• _Given entries_:
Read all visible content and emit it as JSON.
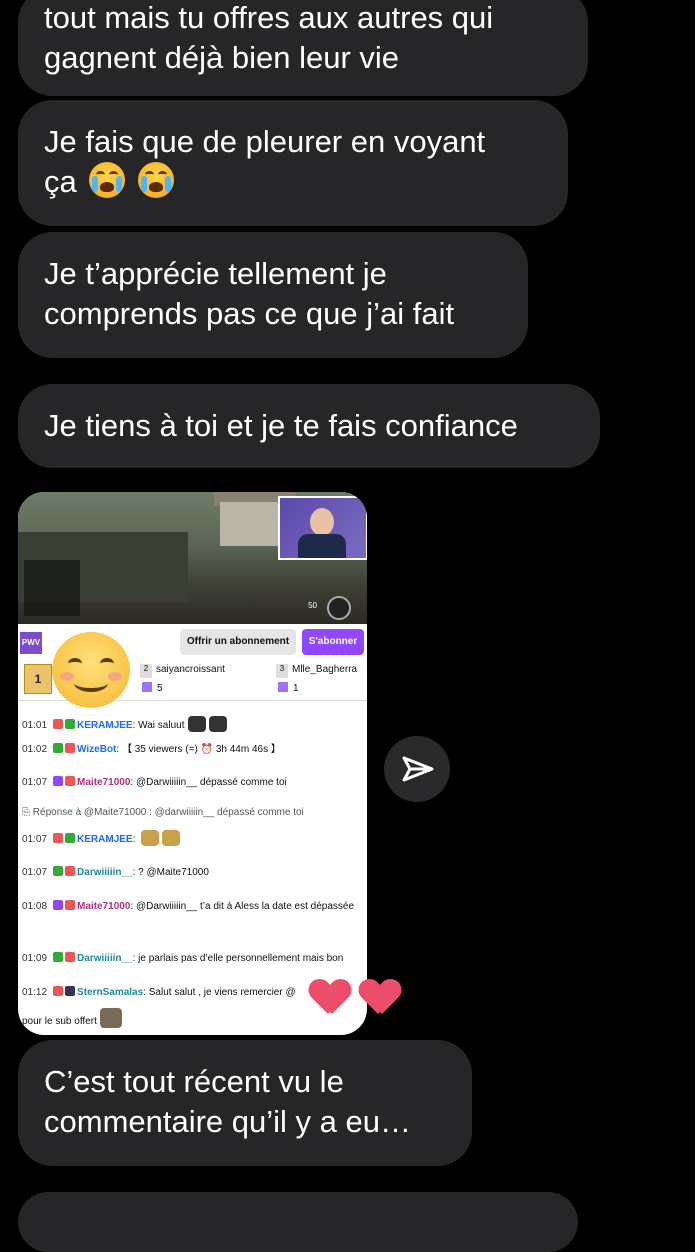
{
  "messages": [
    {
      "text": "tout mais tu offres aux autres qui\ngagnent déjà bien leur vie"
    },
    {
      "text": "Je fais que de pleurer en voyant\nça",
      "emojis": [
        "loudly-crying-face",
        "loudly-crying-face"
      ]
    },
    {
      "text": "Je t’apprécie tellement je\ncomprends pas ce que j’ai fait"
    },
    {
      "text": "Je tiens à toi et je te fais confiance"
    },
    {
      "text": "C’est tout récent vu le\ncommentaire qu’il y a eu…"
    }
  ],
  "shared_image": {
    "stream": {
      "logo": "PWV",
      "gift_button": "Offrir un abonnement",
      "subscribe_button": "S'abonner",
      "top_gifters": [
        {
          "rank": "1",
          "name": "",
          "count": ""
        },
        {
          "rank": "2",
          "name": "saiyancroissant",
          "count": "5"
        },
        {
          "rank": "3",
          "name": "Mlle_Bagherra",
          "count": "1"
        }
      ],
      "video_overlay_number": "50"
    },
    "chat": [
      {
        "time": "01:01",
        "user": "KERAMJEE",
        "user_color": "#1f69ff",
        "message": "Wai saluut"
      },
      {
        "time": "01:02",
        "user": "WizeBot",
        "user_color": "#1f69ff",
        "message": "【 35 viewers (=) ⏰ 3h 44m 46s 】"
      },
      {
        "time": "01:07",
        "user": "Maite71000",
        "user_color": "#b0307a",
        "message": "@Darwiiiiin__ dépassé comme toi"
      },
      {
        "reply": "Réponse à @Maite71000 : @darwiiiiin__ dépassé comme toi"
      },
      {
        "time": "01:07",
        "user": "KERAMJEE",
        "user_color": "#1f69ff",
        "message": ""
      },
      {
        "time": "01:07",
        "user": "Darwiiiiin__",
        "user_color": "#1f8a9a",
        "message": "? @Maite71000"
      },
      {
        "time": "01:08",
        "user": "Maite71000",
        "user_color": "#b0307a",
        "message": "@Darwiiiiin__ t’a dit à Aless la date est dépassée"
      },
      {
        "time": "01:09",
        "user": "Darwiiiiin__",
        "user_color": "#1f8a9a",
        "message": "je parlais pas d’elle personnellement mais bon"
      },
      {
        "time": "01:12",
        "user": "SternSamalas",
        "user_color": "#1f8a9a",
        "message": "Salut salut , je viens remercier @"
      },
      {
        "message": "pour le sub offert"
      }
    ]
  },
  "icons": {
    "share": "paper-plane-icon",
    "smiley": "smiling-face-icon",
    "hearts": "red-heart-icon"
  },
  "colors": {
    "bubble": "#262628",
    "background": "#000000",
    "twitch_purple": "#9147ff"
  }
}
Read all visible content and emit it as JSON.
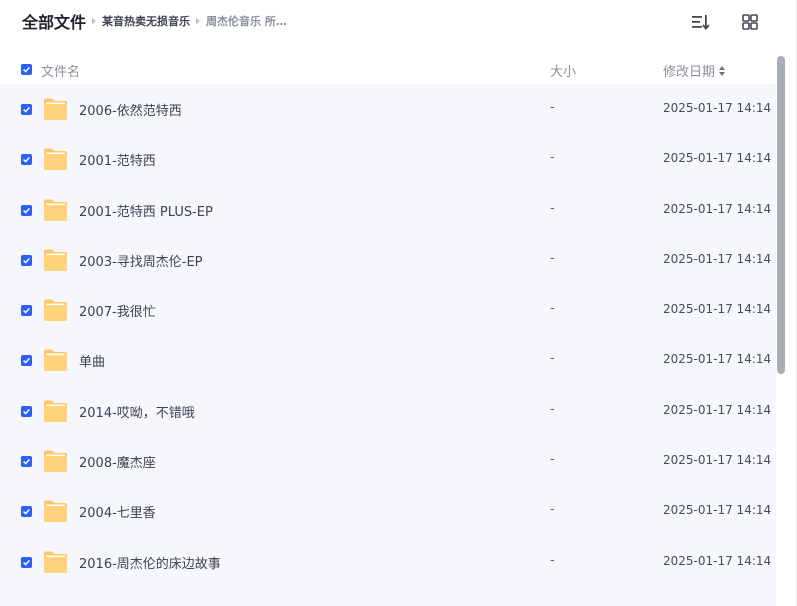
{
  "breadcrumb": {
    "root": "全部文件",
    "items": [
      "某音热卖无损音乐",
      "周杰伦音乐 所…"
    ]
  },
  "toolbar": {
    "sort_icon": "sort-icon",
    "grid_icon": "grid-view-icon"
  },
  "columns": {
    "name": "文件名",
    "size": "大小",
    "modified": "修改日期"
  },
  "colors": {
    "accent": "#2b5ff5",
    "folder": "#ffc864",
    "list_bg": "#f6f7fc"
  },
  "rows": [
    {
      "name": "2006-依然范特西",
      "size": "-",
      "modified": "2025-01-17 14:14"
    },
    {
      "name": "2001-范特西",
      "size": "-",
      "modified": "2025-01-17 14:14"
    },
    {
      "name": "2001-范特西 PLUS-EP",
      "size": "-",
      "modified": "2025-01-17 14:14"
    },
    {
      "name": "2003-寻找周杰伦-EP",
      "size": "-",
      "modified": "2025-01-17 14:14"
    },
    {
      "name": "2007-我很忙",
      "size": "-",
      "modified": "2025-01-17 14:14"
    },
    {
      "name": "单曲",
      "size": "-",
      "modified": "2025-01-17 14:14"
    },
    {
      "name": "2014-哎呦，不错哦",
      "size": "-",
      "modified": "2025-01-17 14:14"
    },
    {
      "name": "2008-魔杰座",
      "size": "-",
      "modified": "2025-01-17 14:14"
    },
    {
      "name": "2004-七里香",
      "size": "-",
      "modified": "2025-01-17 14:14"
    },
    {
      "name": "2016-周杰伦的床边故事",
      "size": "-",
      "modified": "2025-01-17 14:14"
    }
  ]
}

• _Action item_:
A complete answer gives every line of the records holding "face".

• _Written answer_:
        "loudly-crying-face",
        "loudly-crying-face"
    "smiley": "smiling-face-icon",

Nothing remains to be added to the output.